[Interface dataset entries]
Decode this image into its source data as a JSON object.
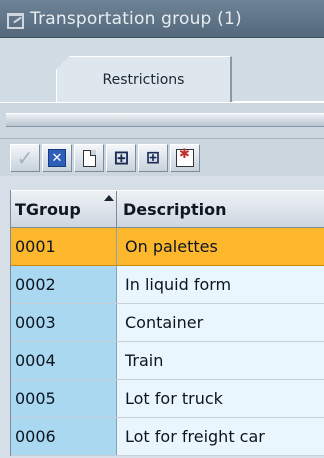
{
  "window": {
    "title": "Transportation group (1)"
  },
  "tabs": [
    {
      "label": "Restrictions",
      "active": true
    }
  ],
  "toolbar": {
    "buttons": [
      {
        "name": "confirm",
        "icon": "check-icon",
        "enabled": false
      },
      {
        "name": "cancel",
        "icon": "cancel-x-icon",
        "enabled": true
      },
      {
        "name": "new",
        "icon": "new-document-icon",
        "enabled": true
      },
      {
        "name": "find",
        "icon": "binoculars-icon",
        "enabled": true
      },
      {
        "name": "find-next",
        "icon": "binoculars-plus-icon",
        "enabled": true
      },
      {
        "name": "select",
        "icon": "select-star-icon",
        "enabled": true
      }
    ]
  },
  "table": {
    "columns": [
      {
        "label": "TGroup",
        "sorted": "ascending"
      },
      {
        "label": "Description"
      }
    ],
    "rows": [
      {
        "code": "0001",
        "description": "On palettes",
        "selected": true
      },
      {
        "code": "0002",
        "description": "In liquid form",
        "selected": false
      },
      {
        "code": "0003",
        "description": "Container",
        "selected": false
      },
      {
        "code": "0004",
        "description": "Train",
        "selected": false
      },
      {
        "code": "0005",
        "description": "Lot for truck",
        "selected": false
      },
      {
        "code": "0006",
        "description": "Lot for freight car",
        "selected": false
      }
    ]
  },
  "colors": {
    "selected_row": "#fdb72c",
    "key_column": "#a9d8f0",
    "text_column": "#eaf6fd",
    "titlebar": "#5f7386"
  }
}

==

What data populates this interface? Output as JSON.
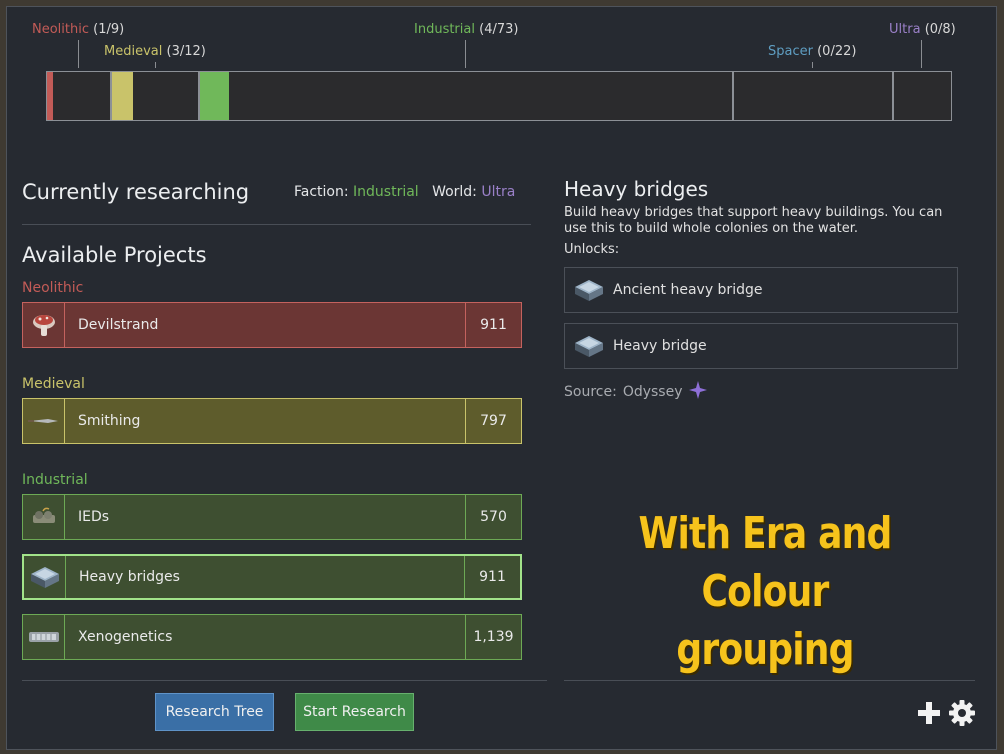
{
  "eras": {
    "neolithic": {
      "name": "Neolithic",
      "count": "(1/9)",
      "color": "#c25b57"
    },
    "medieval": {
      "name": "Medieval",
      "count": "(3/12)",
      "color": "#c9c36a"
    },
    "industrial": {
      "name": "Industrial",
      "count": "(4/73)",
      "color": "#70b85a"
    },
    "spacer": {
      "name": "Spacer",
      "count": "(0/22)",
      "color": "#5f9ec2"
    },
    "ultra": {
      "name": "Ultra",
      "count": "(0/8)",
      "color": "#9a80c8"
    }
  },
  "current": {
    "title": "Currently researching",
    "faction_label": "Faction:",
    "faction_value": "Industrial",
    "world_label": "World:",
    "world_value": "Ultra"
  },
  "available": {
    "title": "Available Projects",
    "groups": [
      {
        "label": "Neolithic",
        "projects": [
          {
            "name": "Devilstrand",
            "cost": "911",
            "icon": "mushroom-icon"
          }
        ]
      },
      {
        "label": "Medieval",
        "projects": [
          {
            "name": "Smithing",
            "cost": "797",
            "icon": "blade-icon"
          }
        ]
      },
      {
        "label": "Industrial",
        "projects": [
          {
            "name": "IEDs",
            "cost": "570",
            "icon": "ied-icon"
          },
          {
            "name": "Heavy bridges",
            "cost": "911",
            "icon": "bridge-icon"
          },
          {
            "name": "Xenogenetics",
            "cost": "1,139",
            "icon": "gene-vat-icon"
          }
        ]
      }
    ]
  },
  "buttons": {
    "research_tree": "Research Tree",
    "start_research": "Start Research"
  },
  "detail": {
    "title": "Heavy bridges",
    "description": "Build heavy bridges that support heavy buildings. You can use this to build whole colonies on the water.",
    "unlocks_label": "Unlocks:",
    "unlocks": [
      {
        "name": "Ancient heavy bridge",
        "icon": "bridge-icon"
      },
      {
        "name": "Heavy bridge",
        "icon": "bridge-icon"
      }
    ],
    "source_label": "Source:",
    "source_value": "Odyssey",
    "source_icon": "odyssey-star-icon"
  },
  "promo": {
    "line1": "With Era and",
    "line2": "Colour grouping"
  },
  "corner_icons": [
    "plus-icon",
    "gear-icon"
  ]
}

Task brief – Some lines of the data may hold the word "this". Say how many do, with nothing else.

Reply – 3